== REQUIREMENT ==
Look through the data below and, wherever a line carries the word "placeholder", please copy that line.

== EXCERPTED RECORDS ==

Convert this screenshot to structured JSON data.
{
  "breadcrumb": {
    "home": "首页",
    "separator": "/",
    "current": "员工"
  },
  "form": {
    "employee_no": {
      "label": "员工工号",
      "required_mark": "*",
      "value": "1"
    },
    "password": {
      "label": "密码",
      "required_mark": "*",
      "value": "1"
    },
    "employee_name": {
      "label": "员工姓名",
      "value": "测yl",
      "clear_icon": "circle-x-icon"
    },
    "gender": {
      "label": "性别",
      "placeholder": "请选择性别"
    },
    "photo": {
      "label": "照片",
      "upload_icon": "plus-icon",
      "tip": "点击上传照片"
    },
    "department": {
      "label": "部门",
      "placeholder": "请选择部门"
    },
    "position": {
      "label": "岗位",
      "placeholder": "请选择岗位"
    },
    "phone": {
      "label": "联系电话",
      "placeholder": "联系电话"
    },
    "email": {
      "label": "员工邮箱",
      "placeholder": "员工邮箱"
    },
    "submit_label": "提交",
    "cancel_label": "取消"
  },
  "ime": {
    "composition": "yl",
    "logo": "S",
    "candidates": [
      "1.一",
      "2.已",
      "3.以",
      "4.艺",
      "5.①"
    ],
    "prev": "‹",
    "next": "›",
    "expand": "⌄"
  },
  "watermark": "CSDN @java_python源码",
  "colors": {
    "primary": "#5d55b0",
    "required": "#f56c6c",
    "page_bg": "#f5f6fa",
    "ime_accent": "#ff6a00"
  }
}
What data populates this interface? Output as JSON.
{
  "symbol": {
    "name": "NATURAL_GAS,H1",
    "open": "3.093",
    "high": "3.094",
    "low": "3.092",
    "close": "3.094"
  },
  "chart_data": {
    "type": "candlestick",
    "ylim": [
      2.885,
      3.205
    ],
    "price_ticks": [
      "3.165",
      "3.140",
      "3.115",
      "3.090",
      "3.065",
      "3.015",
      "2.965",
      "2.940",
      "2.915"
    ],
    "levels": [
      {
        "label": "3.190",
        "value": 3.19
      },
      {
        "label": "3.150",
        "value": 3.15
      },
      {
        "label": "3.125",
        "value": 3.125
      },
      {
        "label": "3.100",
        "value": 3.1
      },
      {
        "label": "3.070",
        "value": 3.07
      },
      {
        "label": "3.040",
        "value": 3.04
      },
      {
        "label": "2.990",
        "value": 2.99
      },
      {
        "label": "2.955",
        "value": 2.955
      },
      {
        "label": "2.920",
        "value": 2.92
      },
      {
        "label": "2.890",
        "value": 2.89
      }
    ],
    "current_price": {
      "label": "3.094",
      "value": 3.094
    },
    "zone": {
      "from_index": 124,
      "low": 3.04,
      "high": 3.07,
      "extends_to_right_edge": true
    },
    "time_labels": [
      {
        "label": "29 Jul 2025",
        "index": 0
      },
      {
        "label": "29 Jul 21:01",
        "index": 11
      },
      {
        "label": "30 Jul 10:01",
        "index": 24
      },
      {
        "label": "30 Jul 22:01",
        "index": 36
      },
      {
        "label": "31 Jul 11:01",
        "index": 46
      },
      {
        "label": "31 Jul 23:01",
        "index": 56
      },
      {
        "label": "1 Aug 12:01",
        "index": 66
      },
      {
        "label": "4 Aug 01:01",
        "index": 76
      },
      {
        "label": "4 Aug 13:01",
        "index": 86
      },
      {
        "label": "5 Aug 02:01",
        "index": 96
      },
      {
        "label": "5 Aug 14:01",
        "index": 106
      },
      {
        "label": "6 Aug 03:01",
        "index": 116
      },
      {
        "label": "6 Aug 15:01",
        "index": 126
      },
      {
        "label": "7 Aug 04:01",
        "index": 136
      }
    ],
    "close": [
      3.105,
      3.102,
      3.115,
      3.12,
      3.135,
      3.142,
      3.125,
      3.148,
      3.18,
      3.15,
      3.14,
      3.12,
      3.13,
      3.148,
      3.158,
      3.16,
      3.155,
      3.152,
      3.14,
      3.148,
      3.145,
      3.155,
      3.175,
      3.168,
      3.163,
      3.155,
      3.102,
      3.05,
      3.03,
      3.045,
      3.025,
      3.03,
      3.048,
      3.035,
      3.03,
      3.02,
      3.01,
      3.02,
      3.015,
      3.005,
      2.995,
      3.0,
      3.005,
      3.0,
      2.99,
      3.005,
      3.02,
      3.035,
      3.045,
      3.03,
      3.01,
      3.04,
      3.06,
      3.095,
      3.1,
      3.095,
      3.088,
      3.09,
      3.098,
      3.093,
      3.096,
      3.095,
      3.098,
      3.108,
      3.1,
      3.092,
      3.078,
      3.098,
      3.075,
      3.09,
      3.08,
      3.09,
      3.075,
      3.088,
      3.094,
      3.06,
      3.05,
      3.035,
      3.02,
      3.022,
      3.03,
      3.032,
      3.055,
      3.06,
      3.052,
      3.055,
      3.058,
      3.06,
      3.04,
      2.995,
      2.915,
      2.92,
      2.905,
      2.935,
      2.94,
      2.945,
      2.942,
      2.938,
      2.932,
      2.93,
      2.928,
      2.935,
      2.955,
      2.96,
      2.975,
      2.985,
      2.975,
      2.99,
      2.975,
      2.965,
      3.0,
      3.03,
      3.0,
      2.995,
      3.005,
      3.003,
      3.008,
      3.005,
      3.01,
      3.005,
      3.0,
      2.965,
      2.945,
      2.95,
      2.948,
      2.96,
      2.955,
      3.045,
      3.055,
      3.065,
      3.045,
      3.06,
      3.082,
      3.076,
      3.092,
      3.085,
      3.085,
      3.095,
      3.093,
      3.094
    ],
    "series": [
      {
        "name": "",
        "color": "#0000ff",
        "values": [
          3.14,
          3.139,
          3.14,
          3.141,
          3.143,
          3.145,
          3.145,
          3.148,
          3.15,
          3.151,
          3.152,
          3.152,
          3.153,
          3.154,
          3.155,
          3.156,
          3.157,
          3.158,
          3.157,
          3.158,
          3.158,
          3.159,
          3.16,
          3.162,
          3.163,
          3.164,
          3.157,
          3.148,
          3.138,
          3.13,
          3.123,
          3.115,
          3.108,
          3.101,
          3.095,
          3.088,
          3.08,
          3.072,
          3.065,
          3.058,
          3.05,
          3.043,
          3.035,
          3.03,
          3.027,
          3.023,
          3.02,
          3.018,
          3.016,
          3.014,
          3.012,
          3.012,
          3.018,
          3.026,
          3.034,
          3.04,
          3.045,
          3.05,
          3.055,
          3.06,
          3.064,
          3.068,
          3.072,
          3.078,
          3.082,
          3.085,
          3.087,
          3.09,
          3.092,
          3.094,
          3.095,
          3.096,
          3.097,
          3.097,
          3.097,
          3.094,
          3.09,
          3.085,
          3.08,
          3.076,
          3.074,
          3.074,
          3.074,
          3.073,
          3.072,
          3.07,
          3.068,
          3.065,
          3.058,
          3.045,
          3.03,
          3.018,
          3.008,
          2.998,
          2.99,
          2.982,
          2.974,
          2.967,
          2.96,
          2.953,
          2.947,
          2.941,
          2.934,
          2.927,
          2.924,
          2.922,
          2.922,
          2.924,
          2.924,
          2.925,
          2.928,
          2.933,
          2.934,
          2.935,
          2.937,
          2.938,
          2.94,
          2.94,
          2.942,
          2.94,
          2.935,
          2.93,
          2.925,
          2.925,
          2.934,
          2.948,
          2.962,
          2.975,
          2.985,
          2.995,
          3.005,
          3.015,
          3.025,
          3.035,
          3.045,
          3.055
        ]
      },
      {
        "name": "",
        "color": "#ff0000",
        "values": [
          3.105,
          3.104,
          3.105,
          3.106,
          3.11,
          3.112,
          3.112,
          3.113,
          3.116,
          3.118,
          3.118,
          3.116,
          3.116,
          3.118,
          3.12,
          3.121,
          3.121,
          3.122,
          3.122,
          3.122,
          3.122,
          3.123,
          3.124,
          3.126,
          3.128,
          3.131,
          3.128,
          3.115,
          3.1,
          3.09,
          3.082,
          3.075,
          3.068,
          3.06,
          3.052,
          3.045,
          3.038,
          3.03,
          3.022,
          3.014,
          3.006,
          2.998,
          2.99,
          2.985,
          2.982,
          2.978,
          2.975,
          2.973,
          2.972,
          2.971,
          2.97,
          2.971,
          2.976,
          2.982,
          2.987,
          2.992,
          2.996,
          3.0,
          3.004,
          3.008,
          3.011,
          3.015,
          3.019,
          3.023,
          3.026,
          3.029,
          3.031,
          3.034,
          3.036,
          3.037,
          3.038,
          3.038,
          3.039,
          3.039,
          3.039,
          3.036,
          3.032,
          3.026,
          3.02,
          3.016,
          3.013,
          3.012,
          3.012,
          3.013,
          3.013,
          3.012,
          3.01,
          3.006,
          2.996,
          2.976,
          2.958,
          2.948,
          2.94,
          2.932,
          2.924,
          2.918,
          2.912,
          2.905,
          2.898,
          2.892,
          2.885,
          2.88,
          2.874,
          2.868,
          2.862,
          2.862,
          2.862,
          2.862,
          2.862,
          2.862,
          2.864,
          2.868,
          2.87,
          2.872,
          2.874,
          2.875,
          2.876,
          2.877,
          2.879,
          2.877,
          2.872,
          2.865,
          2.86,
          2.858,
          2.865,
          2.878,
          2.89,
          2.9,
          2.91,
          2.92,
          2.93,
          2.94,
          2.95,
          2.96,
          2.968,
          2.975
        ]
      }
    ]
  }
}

== COMPLETED EXERCISE ==
      "placeholder": "请选择性别"
      "placeholder": "请选择部门"
      "placeholder": "请选择岗位"
      "placeholder": "联系电话"
      "placeholder": "员工邮箱"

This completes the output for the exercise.